I am a person who is proud of my intersectional identity as a black, Muslim woman. Our patriarchal society sometimes makes it hard for these identities to exist in harmony in education, work and wider society. Intersectionality has created a new conversation about non-white women’s experience, to the point where class, sexuality and various form of identity have become a focal point of the conversation on social equality. As a black woman, intersectionality is the theoretical framework for comprehending how social and political identities merge to create unique forms of discrimination. Kimberley Crenshaw was the ground-breaking academic who developed the idea of intersectionality and advocated for a deeper understanding of the complex experiences of non-white women that were often not mutually exclusive, but connected and intersectional.
Bell Hooks, one of my favourite feminist writers, once said ‘all women are white and all blacks are men’, highlighting the idea that black women are ignored from both identities and are not considered in either feminist and race conversations. Being a black woman in today’s society can be straining, in particular within the professional field. I have many friends who face microaggressions, unconscious bias on a daily basis. The question I ask myself is that; are we beautifying the word racism by using words such as microaggressions and unconscious bias? Furthermore, how do we address these uncomfortable conversations? For women of colour, we are always having to find coping mechanism to deal with different stereotypes on a daily basis, which can be very much draining.

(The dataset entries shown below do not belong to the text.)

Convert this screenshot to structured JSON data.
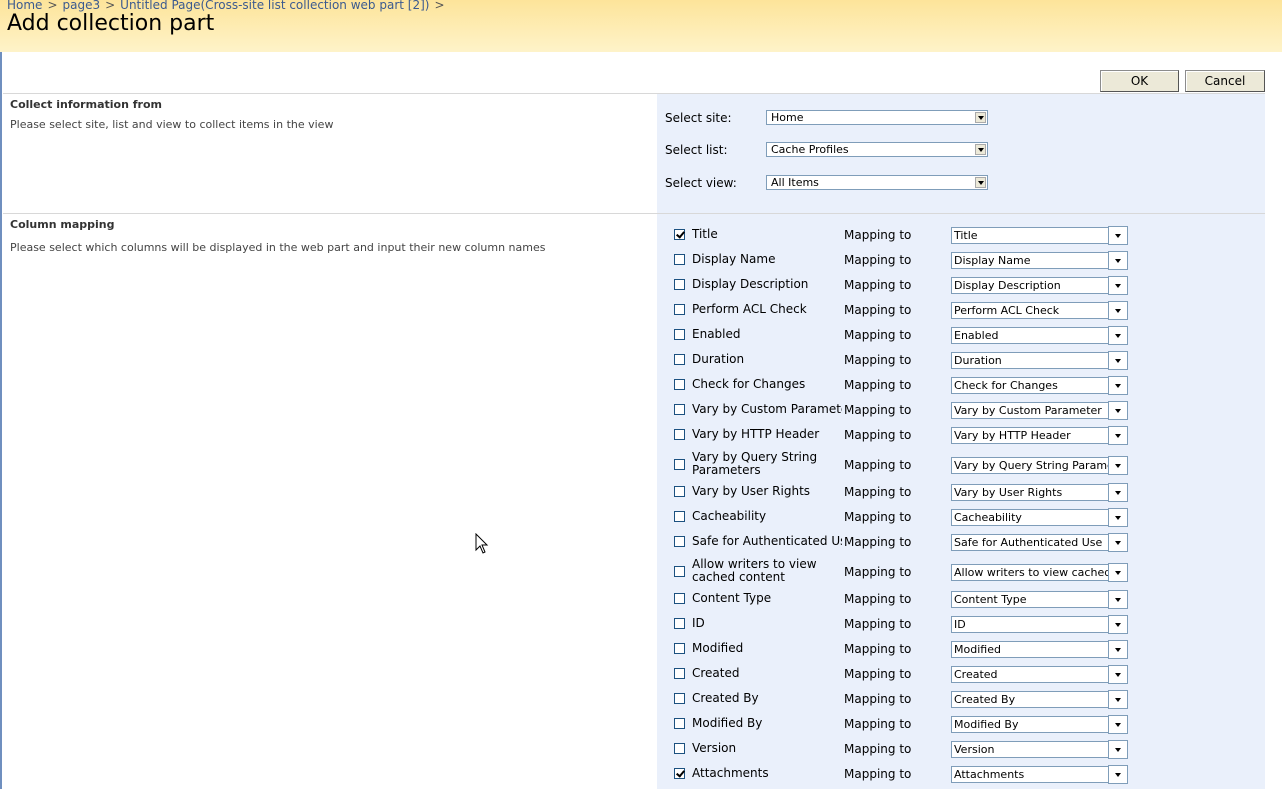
{
  "breadcrumb": {
    "items": [
      "Home",
      "page3",
      "Untitled Page(Cross-site list collection web part [2])"
    ],
    "separator": ">"
  },
  "page": {
    "title": "Add collection part"
  },
  "buttons": {
    "ok": "OK",
    "cancel": "Cancel"
  },
  "collect": {
    "title": "Collect information from",
    "description": "Please select site, list and view to collect items in the view",
    "site_label": "Select site:",
    "site_value": "Home",
    "list_label": "Select list:",
    "list_value": "Cache Profiles",
    "view_label": "Select view:",
    "view_value": "All Items"
  },
  "mapping": {
    "title": "Column mapping",
    "description": "Please select which columns will be displayed in the web part and input their new column names",
    "mapping_label": "Mapping to",
    "columns": [
      {
        "name": "Title",
        "checked": true,
        "value": "Title"
      },
      {
        "name": "Display Name",
        "checked": false,
        "value": "Display Name"
      },
      {
        "name": "Display Description",
        "checked": false,
        "value": "Display Description"
      },
      {
        "name": "Perform ACL Check",
        "checked": false,
        "value": "Perform ACL Check"
      },
      {
        "name": "Enabled",
        "checked": false,
        "value": "Enabled"
      },
      {
        "name": "Duration",
        "checked": false,
        "value": "Duration"
      },
      {
        "name": "Check for Changes",
        "checked": false,
        "value": "Check for Changes"
      },
      {
        "name": "Vary by Custom Parameter",
        "checked": false,
        "value": "Vary by Custom Parameter"
      },
      {
        "name": "Vary by HTTP Header",
        "checked": false,
        "value": "Vary by HTTP Header"
      },
      {
        "name": "Vary by Query String Parameters",
        "checked": false,
        "value": "Vary by Query String Parameters"
      },
      {
        "name": "Vary by User Rights",
        "checked": false,
        "value": "Vary by User Rights"
      },
      {
        "name": "Cacheability",
        "checked": false,
        "value": "Cacheability"
      },
      {
        "name": "Safe for Authenticated Use",
        "checked": false,
        "value": "Safe for Authenticated Use"
      },
      {
        "name": "Allow writers to view cached content",
        "checked": false,
        "value": "Allow writers to view cached content"
      },
      {
        "name": "Content Type",
        "checked": false,
        "value": "Content Type"
      },
      {
        "name": "ID",
        "checked": false,
        "value": "ID"
      },
      {
        "name": "Modified",
        "checked": false,
        "value": "Modified"
      },
      {
        "name": "Created",
        "checked": false,
        "value": "Created"
      },
      {
        "name": "Created By",
        "checked": false,
        "value": "Created By"
      },
      {
        "name": "Modified By",
        "checked": false,
        "value": "Modified By"
      },
      {
        "name": "Version",
        "checked": false,
        "value": "Version"
      },
      {
        "name": "Attachments",
        "checked": true,
        "value": "Attachments"
      }
    ]
  },
  "colors": {
    "title_bar_top": "#fde49a",
    "panel_bg": "#eaf0fb",
    "link": "#3b5a8f"
  }
}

Moving forward, history has taught us that changes can happen through collective activism. It’s 2020 and we are still advocating for equal pay, girl’s education, access to resources, political rights and an end to gender-based violence. This year’s Marhch4Women 2020 centres around the themes of gender equality and climate change. Many people may not realise how similar these two movement are. Many of victims of climate change are women. I will focus more closer to home. When it comes to climate change, it has been well documented that the African continent will be hit the hardest. Many millions of people across the continent are very reliant on rainfall to grow their food and many subsistence farmers are woman. Therefore, weather related disasters like drought and floods make it even harder for families to survive. We know this because it is a recurring disaster across Horn of Africa particularly Somalia.
Women are at a greater risk when weather related disasters occur. Official statistics have shown women and children are fourteen times more likely to die during disasters. Moreover, women and girls are more at risk of sexual violence and exploitation especially during times of famine when families flee their homes. Therefore it’s important, now more than ever, to think deeper about how the solutions for our climate problems will directly improve or disadvantage life chances for our women and children. Although I welcome the theme of climate change in the same sphere as Gender equality on International Women’s Day, I still believe we have a long way to go in achieving gender equality and our climate change goals. More awareness needs to be placed on the vulnerable women who are at a greater risk of both gender inequality and climate change, ie, in many developing countries. Until we are specific and highlight the particular groups who are affected the most, ie women who are voiceless, we will not achieve our desired objectives.
It is my hope that on this International Women’s Day, we collectively recommit to honouring all women particularly those who face additional vulnerabilities due to their intersectionality.